But before I go all apesh*t I want to say Congratulations to Scott Rolen, who was voted into Cooperstown yesterday and who, as I wrote yesterday, deserves it.
Now about Jeff Kent. I invite you to watch this gem of a speech by Tom Verducci at MLB TV:
— MLB Network (@MLBNetwork) January 24, 2023
and here are Kent’s stats as compared to all-time greats at second base:
Jeff Kent’s stats among 2B since 1950 (Min. 5,000 PA)
OPS – .855 (1st)
OPS+ – 123 (6th)
Hits – 2,461 (6th)
2B – 560 (3rd)
HR – 377 (1st)
Runs – 1,320 (6th)
RBI – 1,518 (1st by a lot)
— Jeff Young (@BaseballJeff1) January 25, 2023
With 2034 games played at second base, Jeff Kent is 13th all-time, in the HISTORY OF BASEBALL. Remember, he played before the shift and in the shadow of Barry Bonds. Jeff Kent deserves to get in and I think he eventually will get elected. I could go on and on about the popular narratives, the fact that Harold Baines was inducted after major public relations appeals, and so forth. The bottom line is Jeff Kent belongs in the Hall.

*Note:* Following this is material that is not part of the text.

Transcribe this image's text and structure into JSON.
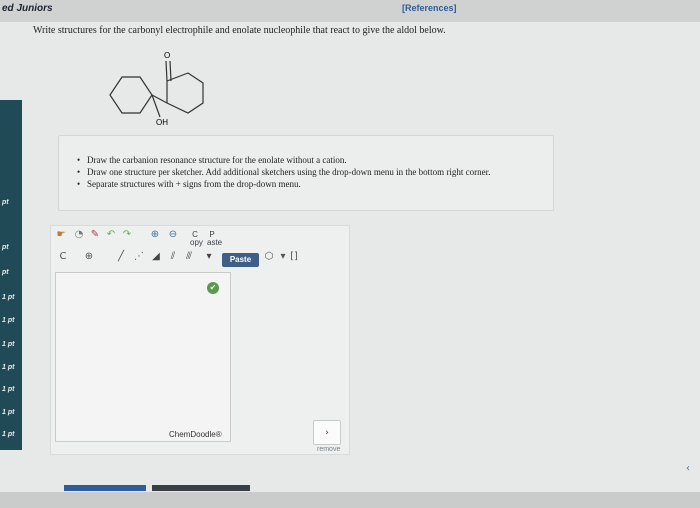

Here are the complete results for the 2023 Hall of Fame Ballot:
Scott Rolen: 297 votes, 76.3%
Todd Helton: 281 votes, 72.2%
Billy Wagner: 265 votes, 68.1%
Andruw Jones: 226 votes, 58.1%
Gary Sheffield: 214 votes, 55%
Carlos Beltrán: 181 votes, 46.5%
Jeff Kent: 181 votes, 46.5% (final year on ballot)
Alex Rodriguez: 139 votes, 35.7%
Manny Ramirez: 129 votes, 33.2%
Omar Vizquel: 76 votes, 19.5%
Andy Pettitte: 66 votes, 17%
Bobby Abreu: 60 votes, 15.4%
Jimmy Rollins: 50 votes, 12.9%
Mark Buehrle: 42 votes, 10.8%
Francisco Rodriguez: 42 votes, 10.8%
Torii Hunter: 27 votes, 6.9 percent
Kent has a ways to go. Todd Helton, will get in next year and deservedly so. But Jeff Kent will likely get in from the Veterans Committee vote.
We can debate all we want about why Barry Bonds is being kept out. We can debate the morals of performance-enhancing drugs in baseball, something that more or less goes back to the game’s roots and something that Jeff Kent was never involved in, but we cannot debate Kent’s value as a Major League second baseman. I know I’m preaching to the choir on this blog but I just felt I had to get this off my chest.
I feel better now.